Required work:
Take each line of the listing that has the string "title" and report it.

── Provided entries ──

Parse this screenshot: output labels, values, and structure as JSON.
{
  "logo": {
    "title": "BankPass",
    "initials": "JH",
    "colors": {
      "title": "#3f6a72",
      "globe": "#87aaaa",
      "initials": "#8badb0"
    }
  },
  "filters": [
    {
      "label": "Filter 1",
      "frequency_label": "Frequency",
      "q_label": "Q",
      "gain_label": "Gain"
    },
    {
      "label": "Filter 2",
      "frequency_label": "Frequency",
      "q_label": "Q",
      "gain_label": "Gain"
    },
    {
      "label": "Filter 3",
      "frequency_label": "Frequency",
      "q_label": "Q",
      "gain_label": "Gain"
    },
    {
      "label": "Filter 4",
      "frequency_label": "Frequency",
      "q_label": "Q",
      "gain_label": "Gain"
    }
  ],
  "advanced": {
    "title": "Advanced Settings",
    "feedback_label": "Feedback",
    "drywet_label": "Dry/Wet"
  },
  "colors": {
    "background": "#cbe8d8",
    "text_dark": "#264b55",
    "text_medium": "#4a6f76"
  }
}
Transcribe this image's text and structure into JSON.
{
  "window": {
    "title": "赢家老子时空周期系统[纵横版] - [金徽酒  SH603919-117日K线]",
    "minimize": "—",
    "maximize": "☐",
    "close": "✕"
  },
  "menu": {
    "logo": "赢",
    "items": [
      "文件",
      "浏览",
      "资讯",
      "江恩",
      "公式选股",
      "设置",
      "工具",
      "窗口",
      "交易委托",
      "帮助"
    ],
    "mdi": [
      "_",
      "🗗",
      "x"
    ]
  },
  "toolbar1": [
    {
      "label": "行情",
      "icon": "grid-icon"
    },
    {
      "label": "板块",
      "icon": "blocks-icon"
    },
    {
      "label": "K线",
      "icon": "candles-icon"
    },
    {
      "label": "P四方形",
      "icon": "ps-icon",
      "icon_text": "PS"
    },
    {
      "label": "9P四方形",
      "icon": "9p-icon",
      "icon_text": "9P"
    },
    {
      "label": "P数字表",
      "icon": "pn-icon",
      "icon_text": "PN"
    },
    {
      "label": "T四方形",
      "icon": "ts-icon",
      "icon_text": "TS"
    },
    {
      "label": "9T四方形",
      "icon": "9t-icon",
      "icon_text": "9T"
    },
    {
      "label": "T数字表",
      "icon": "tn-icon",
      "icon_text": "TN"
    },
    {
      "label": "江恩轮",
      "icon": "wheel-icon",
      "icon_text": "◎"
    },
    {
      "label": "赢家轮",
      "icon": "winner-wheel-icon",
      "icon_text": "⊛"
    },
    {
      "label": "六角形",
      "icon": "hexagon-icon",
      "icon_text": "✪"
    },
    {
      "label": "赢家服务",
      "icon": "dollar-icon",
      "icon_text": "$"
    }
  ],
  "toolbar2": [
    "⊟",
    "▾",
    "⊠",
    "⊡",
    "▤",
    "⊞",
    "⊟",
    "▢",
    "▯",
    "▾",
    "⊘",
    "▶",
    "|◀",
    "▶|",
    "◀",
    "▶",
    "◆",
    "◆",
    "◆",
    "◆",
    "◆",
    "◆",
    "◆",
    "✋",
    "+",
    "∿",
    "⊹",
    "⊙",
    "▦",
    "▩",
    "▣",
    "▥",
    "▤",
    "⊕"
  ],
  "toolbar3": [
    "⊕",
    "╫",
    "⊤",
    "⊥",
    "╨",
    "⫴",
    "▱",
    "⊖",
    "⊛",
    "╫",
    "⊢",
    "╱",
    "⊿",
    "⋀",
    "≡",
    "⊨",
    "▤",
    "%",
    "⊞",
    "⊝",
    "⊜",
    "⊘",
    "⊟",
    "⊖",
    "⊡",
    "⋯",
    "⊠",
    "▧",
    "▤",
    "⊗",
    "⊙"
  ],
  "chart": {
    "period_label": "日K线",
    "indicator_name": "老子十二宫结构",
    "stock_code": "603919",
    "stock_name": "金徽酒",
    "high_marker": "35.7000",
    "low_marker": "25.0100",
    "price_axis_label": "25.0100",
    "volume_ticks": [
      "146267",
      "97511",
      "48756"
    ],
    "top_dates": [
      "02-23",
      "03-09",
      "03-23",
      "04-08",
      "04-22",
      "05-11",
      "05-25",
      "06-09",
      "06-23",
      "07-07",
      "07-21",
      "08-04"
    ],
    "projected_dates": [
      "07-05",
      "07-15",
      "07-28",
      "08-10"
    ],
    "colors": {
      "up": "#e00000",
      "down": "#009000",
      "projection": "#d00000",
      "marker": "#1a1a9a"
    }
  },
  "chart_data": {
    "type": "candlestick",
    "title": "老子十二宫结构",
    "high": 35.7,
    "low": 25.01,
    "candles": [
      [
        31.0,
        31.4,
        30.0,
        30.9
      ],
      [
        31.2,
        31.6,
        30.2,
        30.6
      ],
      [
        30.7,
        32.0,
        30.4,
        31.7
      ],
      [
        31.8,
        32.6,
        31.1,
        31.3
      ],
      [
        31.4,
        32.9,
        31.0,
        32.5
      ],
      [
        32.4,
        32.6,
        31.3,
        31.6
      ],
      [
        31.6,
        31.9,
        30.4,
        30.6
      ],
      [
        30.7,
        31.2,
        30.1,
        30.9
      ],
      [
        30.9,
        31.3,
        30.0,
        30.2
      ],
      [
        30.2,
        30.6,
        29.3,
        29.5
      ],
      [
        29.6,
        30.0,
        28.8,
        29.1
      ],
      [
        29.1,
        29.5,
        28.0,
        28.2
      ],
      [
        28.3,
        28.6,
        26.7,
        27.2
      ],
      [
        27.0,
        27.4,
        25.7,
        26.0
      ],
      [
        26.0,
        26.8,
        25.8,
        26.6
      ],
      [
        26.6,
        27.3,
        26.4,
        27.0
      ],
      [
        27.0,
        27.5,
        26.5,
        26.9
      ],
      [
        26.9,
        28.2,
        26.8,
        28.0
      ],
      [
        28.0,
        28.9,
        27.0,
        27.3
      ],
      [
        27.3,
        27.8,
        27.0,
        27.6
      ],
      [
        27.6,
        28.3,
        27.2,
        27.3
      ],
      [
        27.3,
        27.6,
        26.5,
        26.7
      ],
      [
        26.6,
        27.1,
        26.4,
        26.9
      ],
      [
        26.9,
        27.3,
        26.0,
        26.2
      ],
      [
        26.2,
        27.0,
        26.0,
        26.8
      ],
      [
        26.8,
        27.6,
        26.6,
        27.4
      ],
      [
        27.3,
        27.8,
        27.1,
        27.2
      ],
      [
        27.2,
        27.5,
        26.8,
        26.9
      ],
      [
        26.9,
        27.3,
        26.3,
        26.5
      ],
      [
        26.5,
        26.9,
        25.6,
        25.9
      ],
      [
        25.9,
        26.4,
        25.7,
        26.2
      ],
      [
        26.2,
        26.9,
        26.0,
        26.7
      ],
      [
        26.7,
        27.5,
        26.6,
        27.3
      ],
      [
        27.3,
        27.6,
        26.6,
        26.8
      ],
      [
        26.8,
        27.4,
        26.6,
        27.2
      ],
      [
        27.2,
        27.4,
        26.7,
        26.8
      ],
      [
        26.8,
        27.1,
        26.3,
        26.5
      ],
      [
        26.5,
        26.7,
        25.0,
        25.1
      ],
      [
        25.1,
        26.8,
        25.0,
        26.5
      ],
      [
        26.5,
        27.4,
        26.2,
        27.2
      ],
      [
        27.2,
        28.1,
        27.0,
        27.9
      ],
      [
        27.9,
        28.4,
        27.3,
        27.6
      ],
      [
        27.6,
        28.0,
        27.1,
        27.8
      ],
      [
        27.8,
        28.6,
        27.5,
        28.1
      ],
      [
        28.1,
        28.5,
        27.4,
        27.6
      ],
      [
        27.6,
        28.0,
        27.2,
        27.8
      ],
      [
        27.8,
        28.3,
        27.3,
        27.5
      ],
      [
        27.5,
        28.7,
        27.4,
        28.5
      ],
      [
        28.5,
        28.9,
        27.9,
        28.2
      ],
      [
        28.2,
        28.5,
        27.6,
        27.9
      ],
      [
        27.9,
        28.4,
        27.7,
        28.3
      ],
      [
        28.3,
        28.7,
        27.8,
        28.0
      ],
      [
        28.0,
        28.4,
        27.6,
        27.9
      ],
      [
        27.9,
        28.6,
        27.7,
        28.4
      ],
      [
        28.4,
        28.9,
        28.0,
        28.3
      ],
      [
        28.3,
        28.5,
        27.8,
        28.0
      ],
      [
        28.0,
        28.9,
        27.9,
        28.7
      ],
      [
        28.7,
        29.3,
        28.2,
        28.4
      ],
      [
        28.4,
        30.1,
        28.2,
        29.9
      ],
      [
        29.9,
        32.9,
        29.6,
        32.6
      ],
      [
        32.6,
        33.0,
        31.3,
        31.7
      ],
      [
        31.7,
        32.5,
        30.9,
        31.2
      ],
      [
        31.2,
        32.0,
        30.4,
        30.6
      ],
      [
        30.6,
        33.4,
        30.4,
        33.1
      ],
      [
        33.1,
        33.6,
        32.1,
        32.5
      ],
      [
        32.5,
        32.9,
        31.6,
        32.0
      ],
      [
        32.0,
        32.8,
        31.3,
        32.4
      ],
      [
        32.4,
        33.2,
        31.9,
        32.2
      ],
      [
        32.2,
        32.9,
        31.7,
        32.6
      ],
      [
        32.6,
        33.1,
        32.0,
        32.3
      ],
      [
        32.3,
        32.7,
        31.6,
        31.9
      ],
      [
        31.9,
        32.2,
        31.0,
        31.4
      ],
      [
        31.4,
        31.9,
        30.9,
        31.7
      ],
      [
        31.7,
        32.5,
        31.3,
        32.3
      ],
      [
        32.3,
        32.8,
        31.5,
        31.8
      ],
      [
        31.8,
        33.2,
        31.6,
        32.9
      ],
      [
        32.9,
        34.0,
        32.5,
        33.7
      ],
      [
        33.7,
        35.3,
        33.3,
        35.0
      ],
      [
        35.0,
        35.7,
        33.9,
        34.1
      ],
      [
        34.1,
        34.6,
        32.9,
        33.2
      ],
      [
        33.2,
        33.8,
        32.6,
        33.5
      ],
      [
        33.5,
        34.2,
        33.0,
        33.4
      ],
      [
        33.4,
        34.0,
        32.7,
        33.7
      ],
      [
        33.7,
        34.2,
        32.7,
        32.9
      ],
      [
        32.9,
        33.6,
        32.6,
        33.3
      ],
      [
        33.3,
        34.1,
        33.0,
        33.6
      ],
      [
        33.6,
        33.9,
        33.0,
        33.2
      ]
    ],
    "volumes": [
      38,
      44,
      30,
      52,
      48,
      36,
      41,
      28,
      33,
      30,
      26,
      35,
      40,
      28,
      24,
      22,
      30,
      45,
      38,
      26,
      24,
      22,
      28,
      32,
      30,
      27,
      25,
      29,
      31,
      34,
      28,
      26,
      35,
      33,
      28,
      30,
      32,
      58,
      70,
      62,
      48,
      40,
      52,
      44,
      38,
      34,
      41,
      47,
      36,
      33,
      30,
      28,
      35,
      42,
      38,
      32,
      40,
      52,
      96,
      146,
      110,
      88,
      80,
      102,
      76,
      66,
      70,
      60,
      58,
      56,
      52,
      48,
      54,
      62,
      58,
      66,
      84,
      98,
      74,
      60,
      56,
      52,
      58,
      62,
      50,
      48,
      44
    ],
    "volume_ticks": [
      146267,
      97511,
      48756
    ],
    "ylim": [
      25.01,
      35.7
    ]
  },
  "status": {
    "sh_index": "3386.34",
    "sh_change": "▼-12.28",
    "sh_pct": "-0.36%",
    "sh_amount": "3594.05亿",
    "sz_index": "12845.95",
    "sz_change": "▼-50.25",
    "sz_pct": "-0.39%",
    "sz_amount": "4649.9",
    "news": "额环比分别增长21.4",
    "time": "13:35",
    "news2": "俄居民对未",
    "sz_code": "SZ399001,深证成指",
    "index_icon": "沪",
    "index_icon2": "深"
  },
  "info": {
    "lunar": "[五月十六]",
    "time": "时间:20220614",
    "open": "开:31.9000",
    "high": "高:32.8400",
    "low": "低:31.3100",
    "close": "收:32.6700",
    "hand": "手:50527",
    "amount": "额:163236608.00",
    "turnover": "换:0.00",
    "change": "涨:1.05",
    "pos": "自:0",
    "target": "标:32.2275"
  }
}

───

Written solution:
    "title": "BankPass",
      "title": "#3f6a72",
    "title": "Advanced Settings",
    "title": "赢家老子时空周期系统[纵横版] - [金徽酒  SH603919-117日K线]",
    "title": "老子十二宫结构",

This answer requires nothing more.